And I really related to Wolfman’s advice to Curt about life. It seemed he was speaking to me. Life was about hanging on and letting go. It was about dreams and having the courage to keep reaching out for them whatever it takes. And realizing that, most often, those women in the T-Birds follow close behind.
I liked how the closing title cards let us know what happened to the guys and brought the audience back down to earth. (And even then I thought it odd not to learn what happened to the girls). The movie seemed to perfectly capture that moment before life changed for both the characters and the country. When the end credits rolled, the audience hooted and applauded.
American Graffiti forever changed the use of music in film.
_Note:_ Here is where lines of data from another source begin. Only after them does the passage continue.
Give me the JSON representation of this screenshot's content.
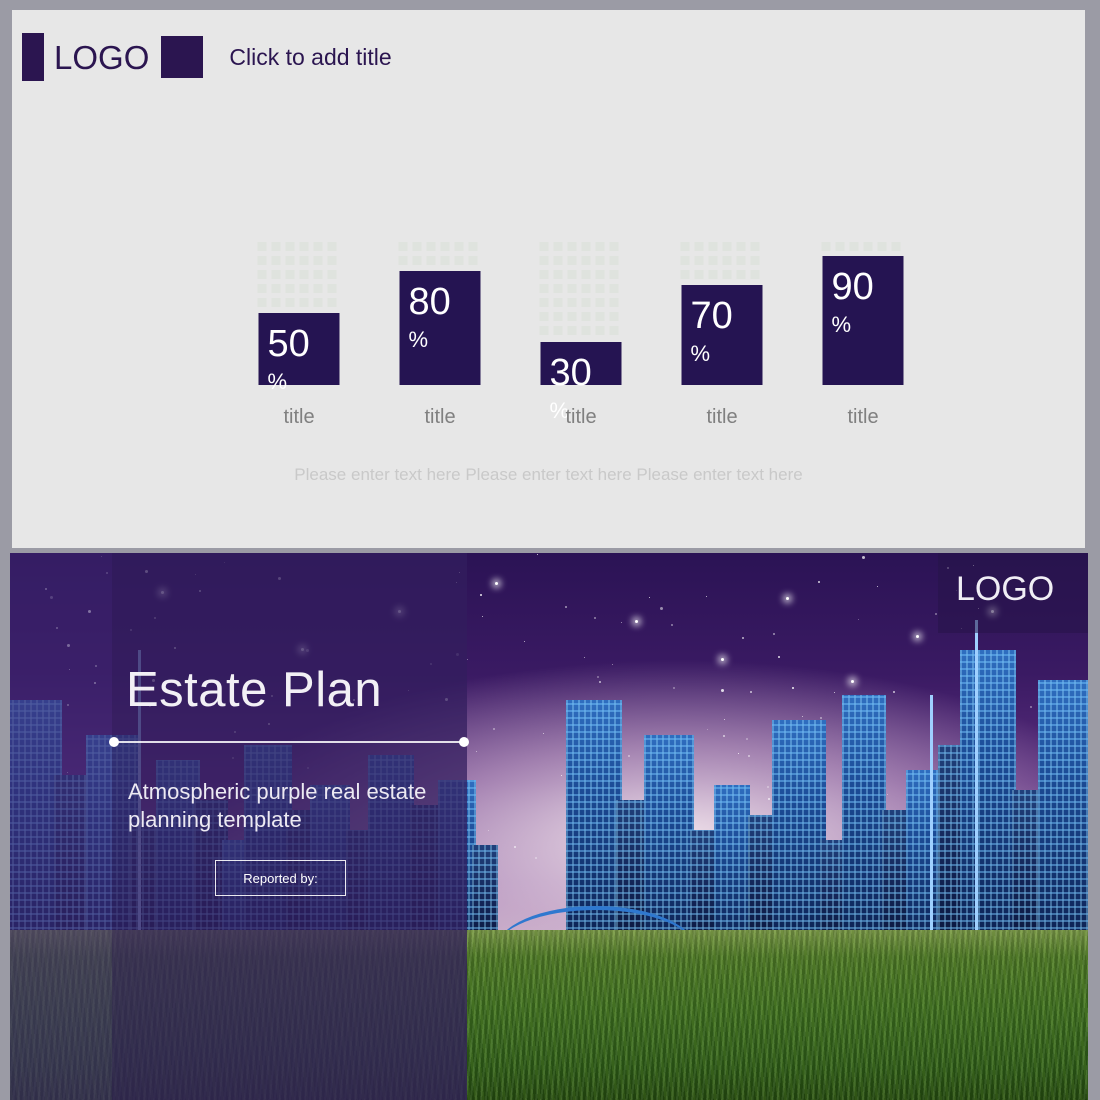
{
  "top_slide": {
    "logo_text": "LOGO",
    "title": "Click to add title",
    "caption": "Please enter text here Please enter text here Please enter text here"
  },
  "chart_data": {
    "type": "bar",
    "title": "",
    "xlabel": "",
    "ylabel": "",
    "ylim": [
      0,
      100
    ],
    "unit": "%",
    "grid": false,
    "legend": "none",
    "categories": [
      "title",
      "title",
      "title",
      "title",
      "title"
    ],
    "values": [
      50,
      80,
      30,
      70,
      90
    ],
    "value_labels": [
      "50",
      "80",
      "30",
      "70",
      "90"
    ],
    "bar_color": "#251452",
    "placeholder_dot_color": "#dfe3de",
    "series": [
      {
        "name": "percent",
        "values": [
          50,
          80,
          30,
          70,
          90
        ]
      }
    ]
  },
  "bottom_slide": {
    "title": "Estate Plan",
    "subtitle": "Atmospheric purple real estate planning template",
    "reported_label": "Reported by:",
    "logo_text": "LOGO"
  },
  "colors": {
    "accent": "#2b1550",
    "bar": "#251452",
    "slide_bg": "#e7e7e7",
    "page_bg": "#9b9ba5",
    "muted_text": "#808080",
    "caption_text": "#c9c9c9"
  }
}
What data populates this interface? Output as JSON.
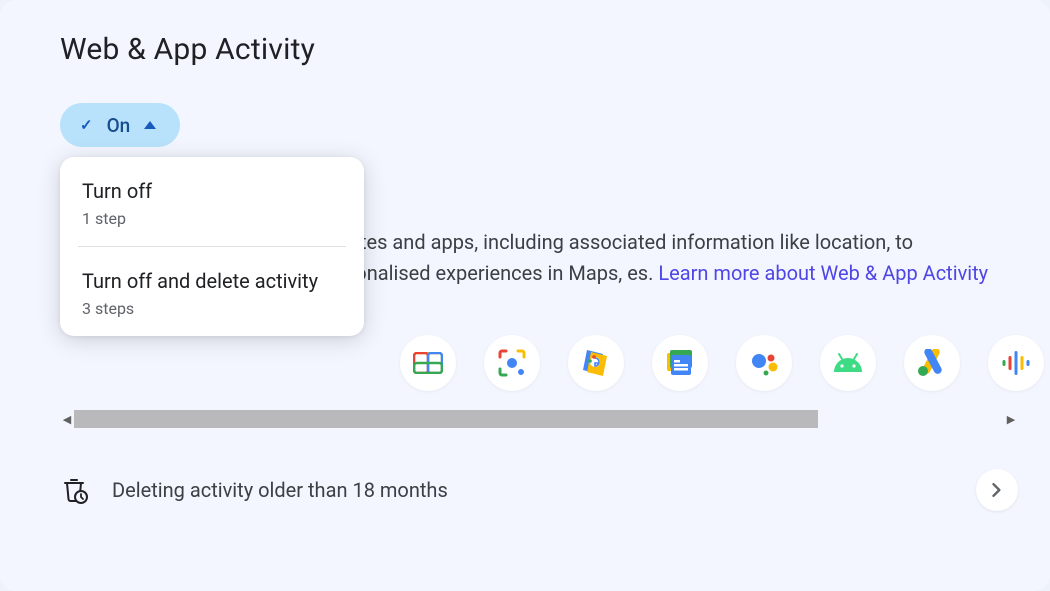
{
  "page": {
    "title": "Web & App Activity"
  },
  "status_pill": {
    "label": "On"
  },
  "dropdown": {
    "items": [
      {
        "title": "Turn off",
        "subtitle": "1 step"
      },
      {
        "title": "Turn off and delete activity",
        "subtitle": "3 steps"
      }
    ]
  },
  "description": {
    "text_fragment": "tes and apps, including associated information like location, to recommendations and more personalised experiences in Maps, es. ",
    "link_text": "Learn more about Web & App Activity"
  },
  "app_icons": [
    {
      "name": "google-tv"
    },
    {
      "name": "google-lens"
    },
    {
      "name": "google-shopping"
    },
    {
      "name": "google-news"
    },
    {
      "name": "google-assistant"
    },
    {
      "name": "android"
    },
    {
      "name": "google-ads"
    },
    {
      "name": "google-podcasts"
    }
  ],
  "auto_delete": {
    "label": "Deleting activity older than 18 months"
  }
}
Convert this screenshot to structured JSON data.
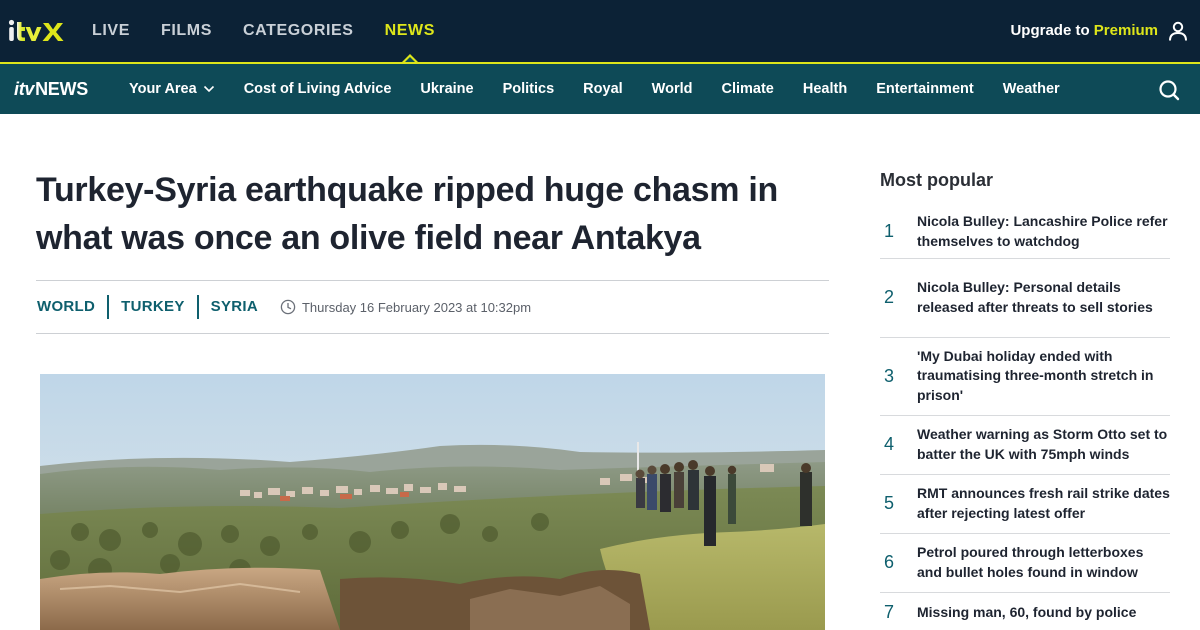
{
  "topbar": {
    "logo_text": "itvX",
    "nav": [
      {
        "label": "LIVE",
        "active": false
      },
      {
        "label": "FILMS",
        "active": false
      },
      {
        "label": "CATEGORIES",
        "active": false
      },
      {
        "label": "NEWS",
        "active": true
      }
    ],
    "upgrade_prefix": "Upgrade to ",
    "upgrade_premium": "Premium",
    "user_icon": "user-icon"
  },
  "newsbar": {
    "logo_itv": "itv",
    "logo_news": "NEWS",
    "items": [
      {
        "label": "Your Area",
        "has_dropdown": true
      },
      {
        "label": "Cost of Living Advice"
      },
      {
        "label": "Ukraine"
      },
      {
        "label": "Politics"
      },
      {
        "label": "Royal"
      },
      {
        "label": "World"
      },
      {
        "label": "Climate"
      },
      {
        "label": "Health"
      },
      {
        "label": "Entertainment"
      },
      {
        "label": "Weather"
      }
    ],
    "search_icon": "search-icon"
  },
  "article": {
    "headline": "Turkey-Syria earthquake ripped huge chasm in what was once an olive field near Antakya",
    "tags": [
      "WORLD",
      "TURKEY",
      "SYRIA"
    ],
    "date": "Thursday 16 February 2023 at 10:32pm",
    "image_icon": "hero-photo"
  },
  "most_popular": {
    "title": "Most popular",
    "items": [
      {
        "rank": "1",
        "text": "Nicola Bulley: Lancashire Police refer themselves to watchdog"
      },
      {
        "rank": "2",
        "text": "Nicola Bulley: Personal details released after threats to sell stories"
      },
      {
        "rank": "3",
        "text": "'My Dubai holiday ended with traumatising three-month stretch in prison'"
      },
      {
        "rank": "4",
        "text": "Weather warning as Storm Otto set to batter the UK with 75mph winds"
      },
      {
        "rank": "5",
        "text": "RMT announces fresh rail strike dates after rejecting latest offer"
      },
      {
        "rank": "6",
        "text": "Petrol poured through letterboxes and bullet holes found in window"
      },
      {
        "rank": "7",
        "text": "Missing man, 60, found by police"
      }
    ]
  },
  "colors": {
    "topbar_bg": "#0c2236",
    "newsbar_bg": "#0e4a57",
    "accent_yellow": "#dee61a",
    "tag_teal": "#0e5f6d"
  }
}
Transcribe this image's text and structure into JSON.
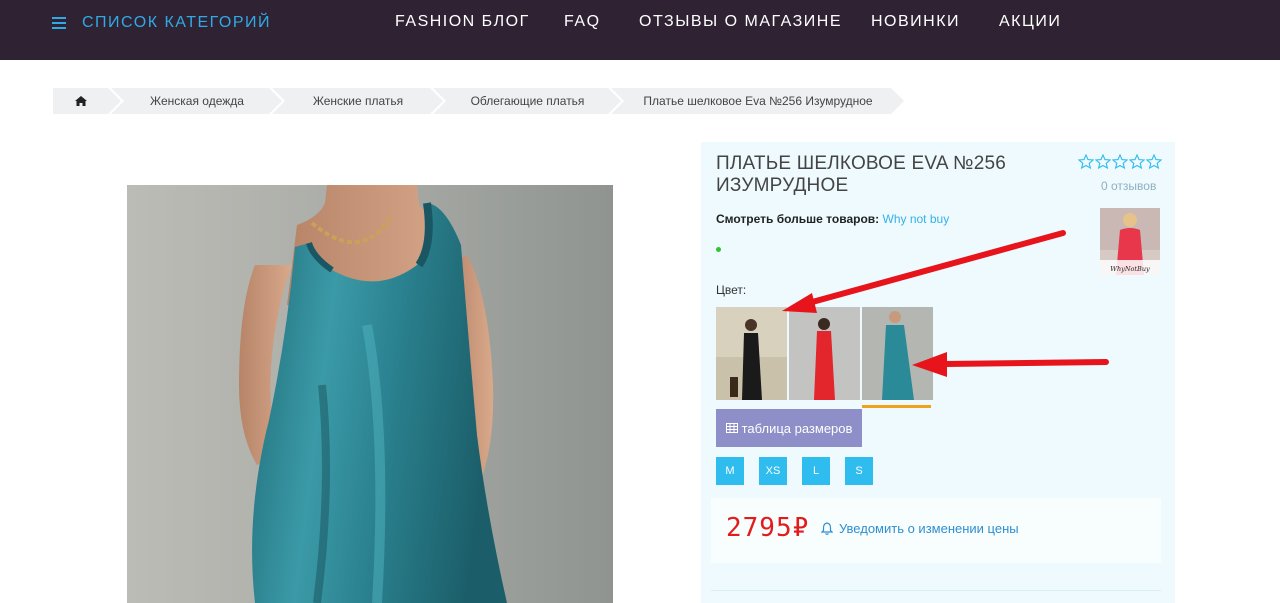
{
  "header": {
    "categories_label": "СПИСОК КАТЕГОРИЙ",
    "nav": [
      "FASHION БЛОГ",
      "FAQ",
      "ОТЗЫВЫ О МАГАЗИНЕ",
      "НОВИНКИ",
      "АКЦИИ"
    ]
  },
  "breadcrumb": [
    "Женская одежда",
    "Женские платья",
    "Облегающие платья",
    "Платье шелковое Eva №256 Изумрудное"
  ],
  "product": {
    "title": "ПЛАТЬЕ ШЕЛКОВОЕ EVA №256 ИЗУМРУДНОЕ",
    "rating_stars": 0,
    "reviews": "0 отзывов",
    "more_label": "Смотреть больше товаров:",
    "seller": "Why not buy",
    "seller_logo_text": "WhyNotBuy",
    "color_label": "Цвет:",
    "size_table": "таблица размеров",
    "sizes": [
      "M",
      "XS",
      "L",
      "S"
    ],
    "price": "2795₽",
    "notify": "Уведомить о изменении цены"
  },
  "colors": {
    "topbar": "#2f2333",
    "accent": "#30a9e6",
    "price": "#e31b1b",
    "size_button": "#2fbcef",
    "size_table_button": "#8e8ec8",
    "annotation_arrow": "#e8141c"
  }
}
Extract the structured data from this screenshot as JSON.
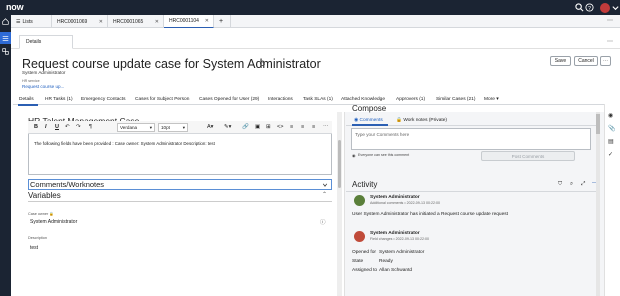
{
  "app": {
    "logo": "now"
  },
  "topbar": {
    "icons": [
      "search-icon",
      "help-icon",
      "bell-icon",
      "user-avatar"
    ]
  },
  "rail": {
    "icons": [
      "home-icon",
      "list-icon",
      "workspace-icon"
    ]
  },
  "tabs": [
    {
      "label": "Lists",
      "icon": "list-icon"
    },
    {
      "label": "HRC0001069"
    },
    {
      "label": "HRC0001065"
    },
    {
      "label": "HRC0001104",
      "active": true
    }
  ],
  "subtab": {
    "label": "Details"
  },
  "record": {
    "title": "Request course update case for System Administrator",
    "subtitle": "System Administrator",
    "hr_service_label": "HR service",
    "hr_service_link": "Request course up...",
    "buttons": {
      "save": "Save",
      "cancel": "Cancel"
    }
  },
  "related_tabs": [
    "Details",
    "HR Tasks (1)",
    "Emergency Contacts",
    "Cases for Subject Person",
    "Cases Opened for User (29)",
    "Interactions",
    "Task SLAs (1)",
    "Attached Knowledge",
    "Approvers (1)",
    "Similar Cases (21)",
    "More"
  ],
  "left": {
    "section_title": "HR Talent Management Case",
    "editor": {
      "font": "Verdana",
      "size": "10pt",
      "text": "The following fields have been provided : Case owner: System Administrator Description: test"
    },
    "comments_bar": "Comments/Worknotes",
    "variables_title": "Variables",
    "case_owner_label": "Case owner",
    "case_owner_value": "System Administrator",
    "description_label": "Description",
    "description_value": "test"
  },
  "compose": {
    "title": "Compose",
    "tab_comments": "Comments",
    "tab_worknotes": "Work notes (Private)",
    "placeholder": "Type your Comments here",
    "see_note": "Everyone can see this comment",
    "post_button": "Post Comments"
  },
  "activity": {
    "title": "Activity",
    "entries": [
      {
        "name": "System Administrator",
        "sub": "Additional comments • 2022-09-13 00:22:00",
        "text": "User System Administrator has initiated a Request course update request"
      },
      {
        "name": "System Administrator",
        "sub": "Field changes • 2022-09-13 00:22:00",
        "fields": [
          {
            "label": "Opened for",
            "value": "System Administrator"
          },
          {
            "label": "State",
            "value": "Ready"
          },
          {
            "label": "Assigned to",
            "value": "Allan Schwantd"
          }
        ]
      }
    ]
  },
  "colors": {
    "topbar": "#1b2433",
    "accent": "#2b5fb3",
    "link": "#1f5fbf"
  }
}
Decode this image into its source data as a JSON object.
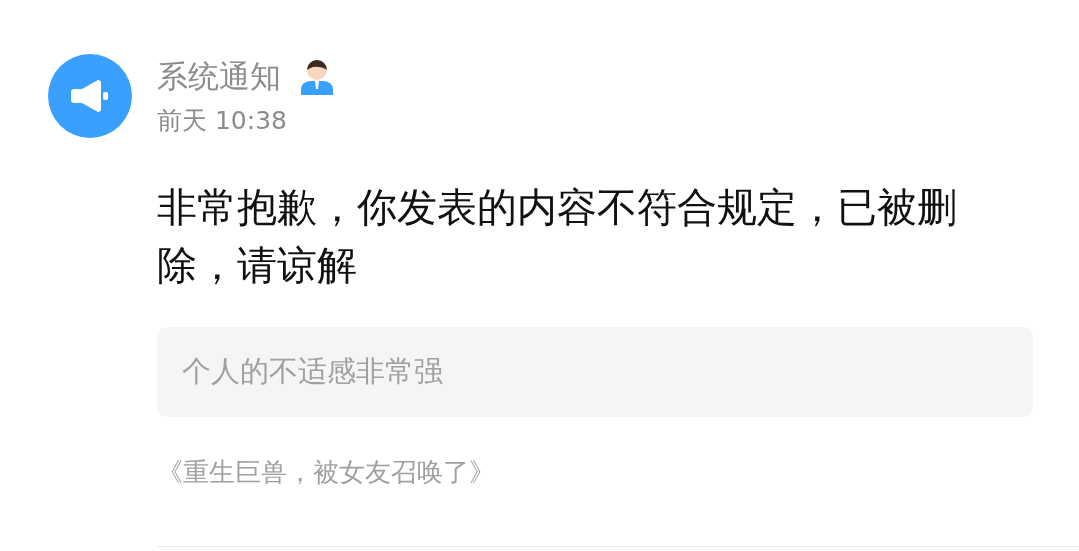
{
  "notification": {
    "sender": "系统通知",
    "time": "前天 10:38",
    "message": "非常抱歉，你发表的内容不符合规定，已被删除，请谅解",
    "quote": "个人的不适感非常强",
    "source": "《重生巨兽，被女友召唤了》"
  }
}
It changed how stories were told (multiple storylines happening at once). When I watch it, It still takes me back to 1962 and that night I first saw it in 1974.
Years later when I wrote my first good screenplay, I based it on a special time in my own life (summer job between high school and college). I used period pop and rock tunes just like Graffiti. And I even called it American Kids in honor of both Graffiti and the John Mellencamp song, “Jack & Diane” (which I used in the script). Like Jack & Diane, the kids in Graffiti are just “American kids doing the best that they can.”
For me, it remains the Citizen Kane of the coming of age genre, and one of the Movies That Changed My Life.
NEXT THURSDAY: MY GREATEST MOVIE WEEKEND CONCLUDES
WHY THIS SONG OF THE DAY?
"Class of `57" by The Statler Brothers
Because it reminds me of Graffiti. Because it takes me back to my own high school class.